Ashby sportsman’s club celebrates unique bird.
In the small community of Ashby there resides a unique sportsman’s club known to the area as “Coots Unlimited.” What originally began as a group of about a dozen concerned sportsmen, is now comprised of over 250 dedicated members. The group helps to protect and conserve wildlife around the area of Grant and Ottertail counties and has even paired with the Minnesota Department of Natural Resources in many different instances. In 1979 the group of 12 gentlemen from the Ashby area got together for a duck hunt. They ended up shooting an unusual amount of coots, and proceeded to have a party and cook out afterwards. The year following, they decided to make their duck hunt an annual fundraising banquet, calling themselves “Coots Unlimited,” in honor of the coots they had shot the previous year. For more than 30 years now the club has had their regional coot shoot and beer drinking festival. At their 15th annual year, over 620 banquet tickets were sold to local and visiting sportsmen. Coot isn’t served at the meal anymore, but many other varieties of food and beverages are. All profits made from the banquet go toward the organization and their conservation efforts. Coots Unlimited officially became a sportsman’s club in 1980. Soon after, it had its bylaws signed in 1983 and became an incorporated organization in 1992. Chad Grover is currently the newly elected president of the club. It is free to become a member and is open to join by anyone. The sportsman’s club is also engaged in the community. They are a member of the Ashby Community Club and have donated to the Central Lakes Trail Shelter. They are actively involved with the youth of the area by hosting summer kids camps and teaching firearm and snowmobile safety classes. Coots Unlimited does many things for the surrounding wildlife. They help conserve lakes and fish by stocking walleye and crappie, hosting local fishing tournaments, and working on the Frog Lake Fishing Pier. Waterfowl is also an area where Coots Unlimited helps. They plant sago pondweed, build wood duck houses, raise ducklings, and build and maintain mallard nests.
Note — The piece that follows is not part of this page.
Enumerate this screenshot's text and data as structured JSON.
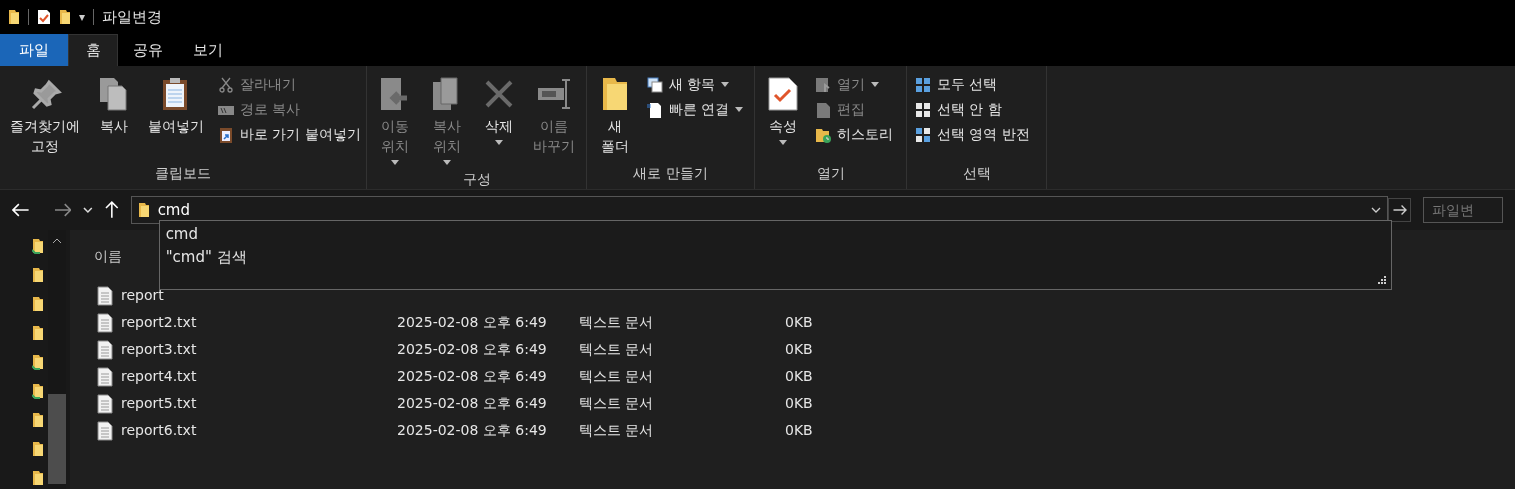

For deer, turkeys and pheasants, they plant and maintain food plots, release bred hens, maintain winter feeders and collect deer hides. The club even has a famous mascot to go with their unique name–a giant coot statue placed just off Highway 78 past Asbhy. The statue was made by two local men, Lyle Alvstad and Lian Olsted, and originally intended for use in parades. It was erected in 1992 and has remained in the same spot ever since, becoming an iconic symbol for the small town. Rather than have a common mascot, such as a duck or otter, the group decided that the coot was exactly the right animal to choose. “We had to have something different,” said founding member, Jim Rylander. “We wanted something original that no one else would have.” The Coots Unlimited banquet sells around 400 tickets every year and is held on the Saturday before fishing opener at the Ashby American Legion.